The purpose of juvenile law is not primarily punitive like the adult justice system. The primary goals of the Indiana juvenile justice system are the maintenance of public safety, rehabilitation, skill development, treatment, and successful reintegration of youthful offenders into society.

What rights do I have as a parent?

Not many, unfortunately. In a juvenile proceeding, the State, in many cases, serves as an adversary of the parents. Their juvenile criminal defense attorney represents the child, not the parents, as a matter of law. The lawyer is bound to serve only the child’s best interests.

Do juvenile delinquents deserve a second chance?

Yes. There have been many examples of deeply troubled youth who, after committing brutal crimes, have grown up to become great assets to society. Every juvenile justice attorney, and all those involved in the juvenile justice system, believes that early intervention offers great hope for the successful rehabilitation of youthful offenders.

Which crimes are most often committed by juveniles?

The crimes most often committed by juveniles include:

  1. Theft
  2. Simple assault
  3. Drug offenses
  4. Disorderly conduct
  5. Alcohol offenses
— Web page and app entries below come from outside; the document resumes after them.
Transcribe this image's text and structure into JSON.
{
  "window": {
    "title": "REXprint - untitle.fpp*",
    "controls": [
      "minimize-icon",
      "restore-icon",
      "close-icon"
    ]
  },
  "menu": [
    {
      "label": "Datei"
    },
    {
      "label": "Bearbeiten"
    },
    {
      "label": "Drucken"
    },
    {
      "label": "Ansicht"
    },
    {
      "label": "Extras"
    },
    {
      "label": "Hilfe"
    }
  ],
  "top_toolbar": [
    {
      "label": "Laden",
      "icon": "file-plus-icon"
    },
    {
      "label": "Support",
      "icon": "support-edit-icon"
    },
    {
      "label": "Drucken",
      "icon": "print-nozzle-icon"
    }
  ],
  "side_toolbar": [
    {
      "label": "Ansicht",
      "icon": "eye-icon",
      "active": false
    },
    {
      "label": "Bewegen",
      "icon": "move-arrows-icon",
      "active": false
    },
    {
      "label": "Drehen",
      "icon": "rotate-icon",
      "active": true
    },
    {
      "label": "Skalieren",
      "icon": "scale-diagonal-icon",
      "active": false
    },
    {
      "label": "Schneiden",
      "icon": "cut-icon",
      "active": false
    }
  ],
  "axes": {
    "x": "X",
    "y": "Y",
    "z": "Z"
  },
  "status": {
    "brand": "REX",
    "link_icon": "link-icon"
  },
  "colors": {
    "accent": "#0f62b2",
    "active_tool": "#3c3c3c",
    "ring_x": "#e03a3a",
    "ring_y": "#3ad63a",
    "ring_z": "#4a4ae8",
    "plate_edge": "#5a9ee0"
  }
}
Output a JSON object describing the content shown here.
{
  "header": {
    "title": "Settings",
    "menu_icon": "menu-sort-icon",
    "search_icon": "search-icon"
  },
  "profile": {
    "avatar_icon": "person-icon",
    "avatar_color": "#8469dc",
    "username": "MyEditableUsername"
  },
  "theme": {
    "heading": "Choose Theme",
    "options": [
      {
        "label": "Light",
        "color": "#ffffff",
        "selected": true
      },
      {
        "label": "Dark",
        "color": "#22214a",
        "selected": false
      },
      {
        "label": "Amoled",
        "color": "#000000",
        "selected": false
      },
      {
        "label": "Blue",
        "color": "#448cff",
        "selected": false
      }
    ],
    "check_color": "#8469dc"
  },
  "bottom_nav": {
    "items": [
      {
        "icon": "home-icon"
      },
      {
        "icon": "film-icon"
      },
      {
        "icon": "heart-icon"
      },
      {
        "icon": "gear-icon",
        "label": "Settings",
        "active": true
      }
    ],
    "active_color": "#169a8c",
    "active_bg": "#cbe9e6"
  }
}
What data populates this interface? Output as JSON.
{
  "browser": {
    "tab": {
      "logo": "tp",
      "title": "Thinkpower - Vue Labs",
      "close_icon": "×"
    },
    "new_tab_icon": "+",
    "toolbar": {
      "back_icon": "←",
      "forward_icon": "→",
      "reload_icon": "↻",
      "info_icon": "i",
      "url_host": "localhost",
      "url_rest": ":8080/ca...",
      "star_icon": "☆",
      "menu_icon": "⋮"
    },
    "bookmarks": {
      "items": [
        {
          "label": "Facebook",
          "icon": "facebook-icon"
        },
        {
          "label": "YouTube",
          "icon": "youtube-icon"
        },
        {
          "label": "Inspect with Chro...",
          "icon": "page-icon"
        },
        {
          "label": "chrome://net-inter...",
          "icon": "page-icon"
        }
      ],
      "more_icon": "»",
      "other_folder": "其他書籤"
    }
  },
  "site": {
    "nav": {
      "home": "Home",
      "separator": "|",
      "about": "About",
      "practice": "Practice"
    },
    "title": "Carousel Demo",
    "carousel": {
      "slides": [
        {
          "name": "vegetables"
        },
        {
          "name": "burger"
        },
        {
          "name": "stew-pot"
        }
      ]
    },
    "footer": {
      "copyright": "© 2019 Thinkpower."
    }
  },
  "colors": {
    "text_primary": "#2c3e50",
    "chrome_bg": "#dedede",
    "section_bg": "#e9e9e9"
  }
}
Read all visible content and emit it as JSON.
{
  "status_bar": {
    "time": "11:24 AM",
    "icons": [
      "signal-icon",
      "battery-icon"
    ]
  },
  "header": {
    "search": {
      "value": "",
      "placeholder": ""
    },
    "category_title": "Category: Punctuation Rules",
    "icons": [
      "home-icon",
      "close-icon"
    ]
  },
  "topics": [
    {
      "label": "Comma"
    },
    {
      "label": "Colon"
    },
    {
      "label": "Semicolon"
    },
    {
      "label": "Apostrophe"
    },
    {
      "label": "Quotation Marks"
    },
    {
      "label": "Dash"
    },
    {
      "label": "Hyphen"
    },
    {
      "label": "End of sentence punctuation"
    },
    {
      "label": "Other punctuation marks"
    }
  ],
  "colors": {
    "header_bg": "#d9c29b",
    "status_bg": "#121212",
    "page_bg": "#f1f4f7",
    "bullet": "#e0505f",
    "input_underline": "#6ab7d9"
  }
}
All told, arrests for these offenses total fewer than 150 arrests per 100,000 youths each year.